‘I came to preach the Gospel, which inculcates forgiveness of injuries upon slaves as well as upon other men,’ replied the Quaker
‘But tell me, if thou canst, how this Gospel can be truly
preached, without showing the slaves that they are
injured, and thus making a man of thy sentiments feel as if they were encouraged in rebellion.’
This led to a long argument, maintained in the most friendly spirit.
At parting, the slaveholder shook hands with the preacher, and invited him to come again.
His visits were renewed, and six months after, the Virginian
emancipated all his slaves.
When preaching in the free states, he earnestly called upon all to abstain from slave-produce, and thus in a measure wash their own hands from participation in a system of abominable wickedness and cruelty.
His zeal on this subject annoyed some of his brethren, but they could not make him amena ble to discipline for it; for these views were in accordance with the earliest and strongest testimonies of the Society of Friends; moreover, it would have been discreditable to acknowledge such
a ground of offence.
But the secret dissatisfaction showed itself in a disposition to find fault with him. Charges were brought against his doctrines.

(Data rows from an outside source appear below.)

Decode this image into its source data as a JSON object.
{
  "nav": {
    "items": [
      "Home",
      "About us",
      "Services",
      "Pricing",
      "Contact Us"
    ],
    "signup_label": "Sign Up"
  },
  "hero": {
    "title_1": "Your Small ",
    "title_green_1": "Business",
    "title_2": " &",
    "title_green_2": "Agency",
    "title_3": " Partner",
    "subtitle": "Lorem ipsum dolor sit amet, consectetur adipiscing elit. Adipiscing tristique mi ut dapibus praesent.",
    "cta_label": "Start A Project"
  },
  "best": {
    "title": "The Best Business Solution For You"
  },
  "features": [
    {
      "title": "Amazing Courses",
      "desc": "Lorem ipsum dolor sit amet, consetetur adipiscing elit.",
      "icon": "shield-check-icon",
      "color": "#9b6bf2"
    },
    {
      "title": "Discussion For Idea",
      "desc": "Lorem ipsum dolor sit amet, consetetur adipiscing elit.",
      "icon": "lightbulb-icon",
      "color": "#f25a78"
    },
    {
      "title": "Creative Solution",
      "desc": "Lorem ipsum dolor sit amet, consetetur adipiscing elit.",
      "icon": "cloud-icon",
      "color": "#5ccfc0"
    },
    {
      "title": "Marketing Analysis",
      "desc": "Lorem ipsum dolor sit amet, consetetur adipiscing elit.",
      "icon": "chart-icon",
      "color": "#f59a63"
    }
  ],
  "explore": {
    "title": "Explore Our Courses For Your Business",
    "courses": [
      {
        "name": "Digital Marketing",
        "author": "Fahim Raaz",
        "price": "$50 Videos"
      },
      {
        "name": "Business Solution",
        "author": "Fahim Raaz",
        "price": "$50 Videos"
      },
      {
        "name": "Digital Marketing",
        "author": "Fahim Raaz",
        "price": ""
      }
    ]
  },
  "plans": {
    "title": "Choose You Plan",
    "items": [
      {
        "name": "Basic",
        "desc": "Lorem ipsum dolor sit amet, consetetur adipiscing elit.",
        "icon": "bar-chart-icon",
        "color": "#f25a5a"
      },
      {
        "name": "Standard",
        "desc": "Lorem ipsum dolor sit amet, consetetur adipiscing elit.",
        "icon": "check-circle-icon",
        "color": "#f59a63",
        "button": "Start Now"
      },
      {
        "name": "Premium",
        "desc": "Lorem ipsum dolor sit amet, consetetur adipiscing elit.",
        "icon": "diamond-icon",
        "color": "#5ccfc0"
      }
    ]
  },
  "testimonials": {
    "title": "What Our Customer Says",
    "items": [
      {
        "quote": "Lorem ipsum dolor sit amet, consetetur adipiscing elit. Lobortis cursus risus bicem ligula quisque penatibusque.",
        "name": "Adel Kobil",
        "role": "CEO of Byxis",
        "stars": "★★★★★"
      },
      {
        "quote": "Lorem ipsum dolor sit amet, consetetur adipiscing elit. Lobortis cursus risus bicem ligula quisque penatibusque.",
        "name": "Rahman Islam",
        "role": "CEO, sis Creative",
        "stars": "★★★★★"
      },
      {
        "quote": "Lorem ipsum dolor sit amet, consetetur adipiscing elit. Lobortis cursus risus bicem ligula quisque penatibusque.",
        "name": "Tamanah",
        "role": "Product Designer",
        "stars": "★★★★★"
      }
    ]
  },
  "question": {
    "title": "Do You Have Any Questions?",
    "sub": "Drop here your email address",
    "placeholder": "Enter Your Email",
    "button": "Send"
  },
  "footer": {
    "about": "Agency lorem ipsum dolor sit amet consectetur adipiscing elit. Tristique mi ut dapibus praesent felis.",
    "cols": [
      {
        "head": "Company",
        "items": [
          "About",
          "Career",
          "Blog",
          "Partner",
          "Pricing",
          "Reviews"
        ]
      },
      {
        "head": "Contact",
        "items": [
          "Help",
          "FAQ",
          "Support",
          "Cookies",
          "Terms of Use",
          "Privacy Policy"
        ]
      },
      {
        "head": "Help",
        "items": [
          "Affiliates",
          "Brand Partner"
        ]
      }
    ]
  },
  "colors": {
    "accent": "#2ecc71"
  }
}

He was accused of denying the authority of Scripture, and the divinity of Christ
It was a departure from the original basis of the